=== THE TASK ===
Count how many lines in the data hold "MMDU". Only the number.

=== INPUT DATA ===
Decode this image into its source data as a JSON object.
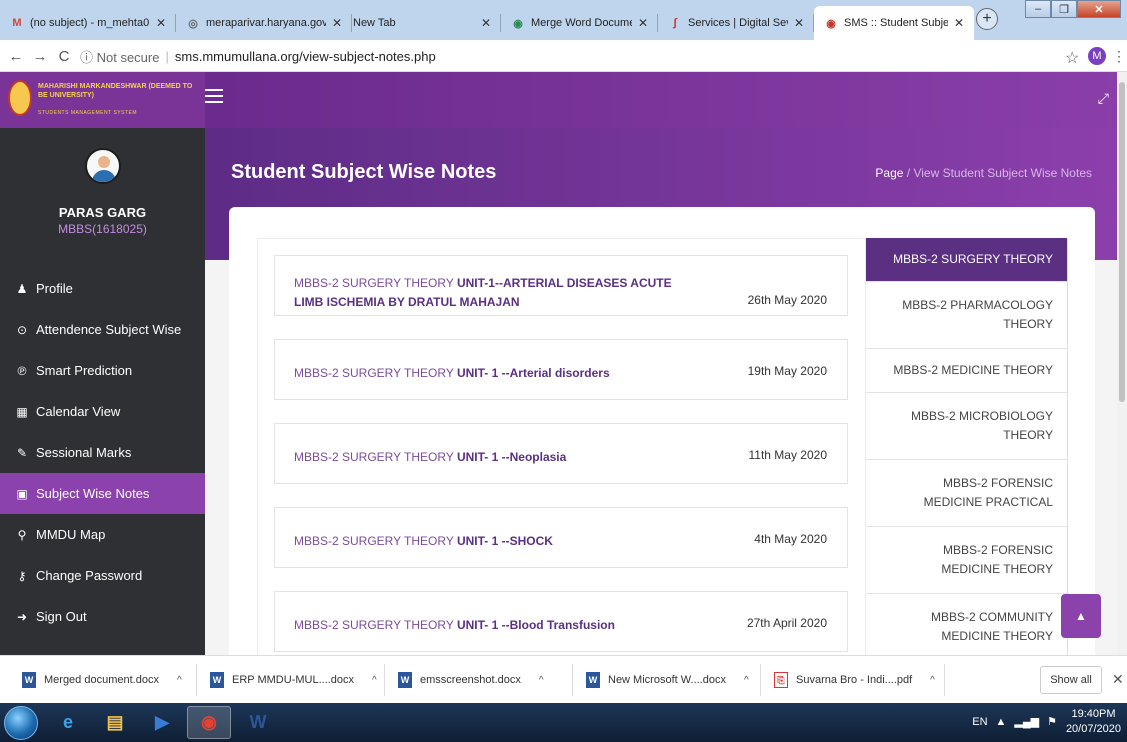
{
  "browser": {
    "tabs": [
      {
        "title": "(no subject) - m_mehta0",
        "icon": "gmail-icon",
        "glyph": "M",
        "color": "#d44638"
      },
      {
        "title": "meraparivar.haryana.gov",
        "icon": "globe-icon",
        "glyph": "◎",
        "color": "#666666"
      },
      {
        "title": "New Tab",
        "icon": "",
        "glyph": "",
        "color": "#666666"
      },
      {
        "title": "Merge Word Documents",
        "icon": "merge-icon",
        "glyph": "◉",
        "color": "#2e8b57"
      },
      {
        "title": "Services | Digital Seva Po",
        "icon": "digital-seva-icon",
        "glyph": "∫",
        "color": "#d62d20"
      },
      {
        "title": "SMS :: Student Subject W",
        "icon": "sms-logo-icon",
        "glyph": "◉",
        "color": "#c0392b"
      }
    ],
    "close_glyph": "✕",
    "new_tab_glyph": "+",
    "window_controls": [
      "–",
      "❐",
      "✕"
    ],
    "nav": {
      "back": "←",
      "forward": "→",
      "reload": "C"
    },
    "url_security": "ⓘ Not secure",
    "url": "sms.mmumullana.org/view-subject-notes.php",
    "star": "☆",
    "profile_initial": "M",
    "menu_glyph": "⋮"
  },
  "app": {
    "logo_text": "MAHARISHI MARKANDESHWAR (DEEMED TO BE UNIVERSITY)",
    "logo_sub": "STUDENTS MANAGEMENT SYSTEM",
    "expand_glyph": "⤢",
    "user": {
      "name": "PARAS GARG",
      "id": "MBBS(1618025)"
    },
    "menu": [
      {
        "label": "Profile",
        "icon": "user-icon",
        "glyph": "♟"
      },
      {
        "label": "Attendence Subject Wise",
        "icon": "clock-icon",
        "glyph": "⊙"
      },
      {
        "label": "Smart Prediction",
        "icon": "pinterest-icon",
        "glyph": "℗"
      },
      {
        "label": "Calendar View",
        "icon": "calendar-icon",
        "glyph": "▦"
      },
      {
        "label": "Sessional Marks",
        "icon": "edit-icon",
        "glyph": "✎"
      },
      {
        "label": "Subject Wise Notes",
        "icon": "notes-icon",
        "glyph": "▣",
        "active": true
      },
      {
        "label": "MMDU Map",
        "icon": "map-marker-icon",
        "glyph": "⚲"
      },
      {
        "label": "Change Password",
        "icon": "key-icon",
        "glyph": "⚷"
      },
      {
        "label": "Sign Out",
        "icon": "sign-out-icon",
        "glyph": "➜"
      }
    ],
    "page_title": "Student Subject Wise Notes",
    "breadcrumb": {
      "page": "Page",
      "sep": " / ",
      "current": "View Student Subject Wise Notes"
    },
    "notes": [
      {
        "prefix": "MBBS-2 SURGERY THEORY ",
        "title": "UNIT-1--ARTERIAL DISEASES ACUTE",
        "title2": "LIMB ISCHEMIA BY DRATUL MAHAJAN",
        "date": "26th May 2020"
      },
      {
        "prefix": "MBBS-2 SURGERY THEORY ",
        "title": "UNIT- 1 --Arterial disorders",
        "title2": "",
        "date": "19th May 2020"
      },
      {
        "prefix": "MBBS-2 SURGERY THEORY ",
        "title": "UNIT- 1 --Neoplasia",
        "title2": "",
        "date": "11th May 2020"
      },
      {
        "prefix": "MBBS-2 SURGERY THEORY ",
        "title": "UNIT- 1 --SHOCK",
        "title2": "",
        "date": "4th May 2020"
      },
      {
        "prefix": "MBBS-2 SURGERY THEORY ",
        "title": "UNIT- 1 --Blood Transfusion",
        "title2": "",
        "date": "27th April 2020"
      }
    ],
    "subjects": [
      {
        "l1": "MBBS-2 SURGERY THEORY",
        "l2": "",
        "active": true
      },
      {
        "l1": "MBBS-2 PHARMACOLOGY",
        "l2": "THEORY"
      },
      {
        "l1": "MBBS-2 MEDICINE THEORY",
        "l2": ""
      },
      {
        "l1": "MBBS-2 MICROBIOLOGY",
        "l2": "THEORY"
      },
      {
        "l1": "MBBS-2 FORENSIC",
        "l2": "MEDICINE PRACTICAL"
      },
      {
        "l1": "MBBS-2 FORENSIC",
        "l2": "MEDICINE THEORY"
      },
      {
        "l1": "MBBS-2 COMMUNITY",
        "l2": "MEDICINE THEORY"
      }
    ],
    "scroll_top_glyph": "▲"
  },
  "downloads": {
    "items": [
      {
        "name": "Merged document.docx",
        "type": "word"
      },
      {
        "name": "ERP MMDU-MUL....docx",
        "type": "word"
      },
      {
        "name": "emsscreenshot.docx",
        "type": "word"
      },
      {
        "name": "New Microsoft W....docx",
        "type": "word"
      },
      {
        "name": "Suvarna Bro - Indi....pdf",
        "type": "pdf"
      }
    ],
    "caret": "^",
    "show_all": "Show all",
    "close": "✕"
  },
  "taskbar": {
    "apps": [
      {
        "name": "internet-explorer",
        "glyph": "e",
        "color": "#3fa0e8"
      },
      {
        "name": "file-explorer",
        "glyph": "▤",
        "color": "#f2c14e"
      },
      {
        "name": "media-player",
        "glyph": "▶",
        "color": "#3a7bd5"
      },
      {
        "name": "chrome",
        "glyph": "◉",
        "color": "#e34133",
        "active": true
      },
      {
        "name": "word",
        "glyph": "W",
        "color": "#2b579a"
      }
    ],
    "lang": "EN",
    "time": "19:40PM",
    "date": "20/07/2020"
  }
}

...

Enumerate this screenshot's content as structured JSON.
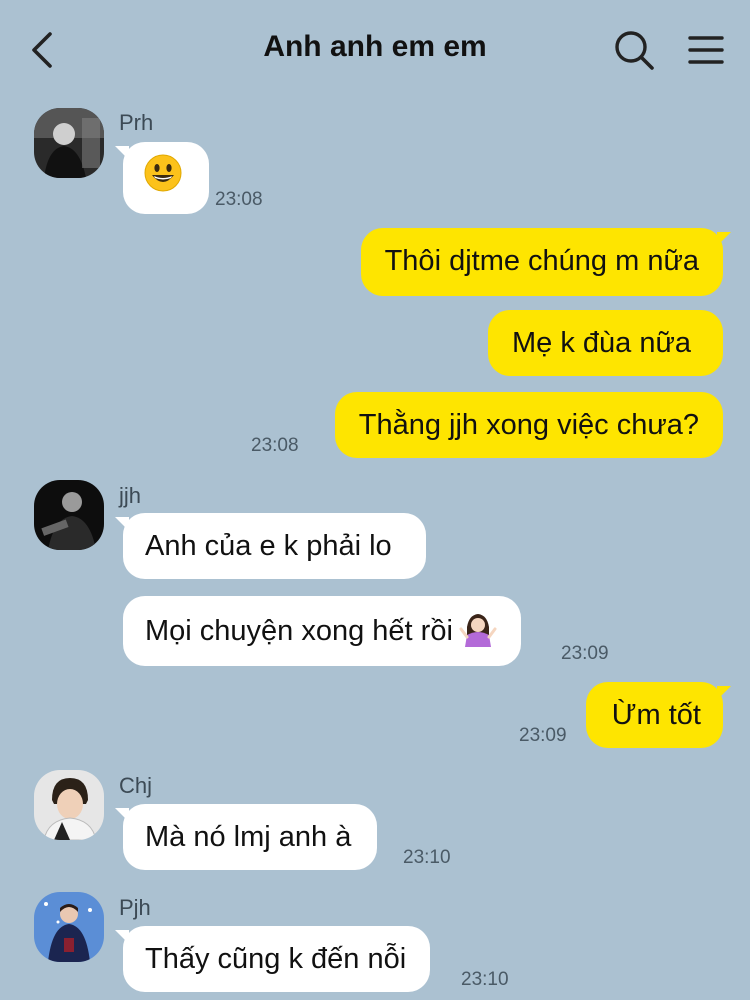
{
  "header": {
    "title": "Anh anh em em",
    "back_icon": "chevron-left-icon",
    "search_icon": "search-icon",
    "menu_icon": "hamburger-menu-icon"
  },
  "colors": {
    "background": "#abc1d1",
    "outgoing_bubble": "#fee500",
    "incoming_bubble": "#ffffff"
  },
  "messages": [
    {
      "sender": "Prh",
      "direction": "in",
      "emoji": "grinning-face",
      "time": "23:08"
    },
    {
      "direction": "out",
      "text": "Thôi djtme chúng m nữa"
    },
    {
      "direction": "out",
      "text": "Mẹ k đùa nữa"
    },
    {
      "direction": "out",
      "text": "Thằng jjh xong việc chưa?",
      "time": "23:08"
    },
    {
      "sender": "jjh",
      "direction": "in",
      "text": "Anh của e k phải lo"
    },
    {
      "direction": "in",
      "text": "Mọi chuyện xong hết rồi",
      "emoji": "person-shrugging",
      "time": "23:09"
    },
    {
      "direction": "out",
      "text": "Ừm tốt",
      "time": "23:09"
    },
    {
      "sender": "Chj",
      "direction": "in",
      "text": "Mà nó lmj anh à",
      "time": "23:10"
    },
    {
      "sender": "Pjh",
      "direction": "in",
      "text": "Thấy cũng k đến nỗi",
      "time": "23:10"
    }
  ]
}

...

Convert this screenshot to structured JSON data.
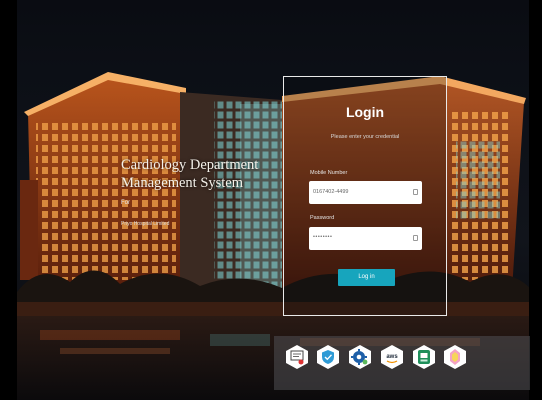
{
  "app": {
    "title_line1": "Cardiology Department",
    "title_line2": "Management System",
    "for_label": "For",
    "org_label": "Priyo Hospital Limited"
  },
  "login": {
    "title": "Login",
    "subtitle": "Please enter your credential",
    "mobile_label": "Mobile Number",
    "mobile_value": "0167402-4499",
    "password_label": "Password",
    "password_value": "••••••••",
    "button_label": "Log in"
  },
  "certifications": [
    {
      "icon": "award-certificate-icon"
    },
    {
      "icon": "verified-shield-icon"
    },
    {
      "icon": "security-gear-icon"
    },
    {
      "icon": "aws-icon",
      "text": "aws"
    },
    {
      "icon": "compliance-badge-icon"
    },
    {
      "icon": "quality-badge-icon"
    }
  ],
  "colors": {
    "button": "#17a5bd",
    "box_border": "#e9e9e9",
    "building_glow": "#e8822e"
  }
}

=== ANSWER BOX ===
2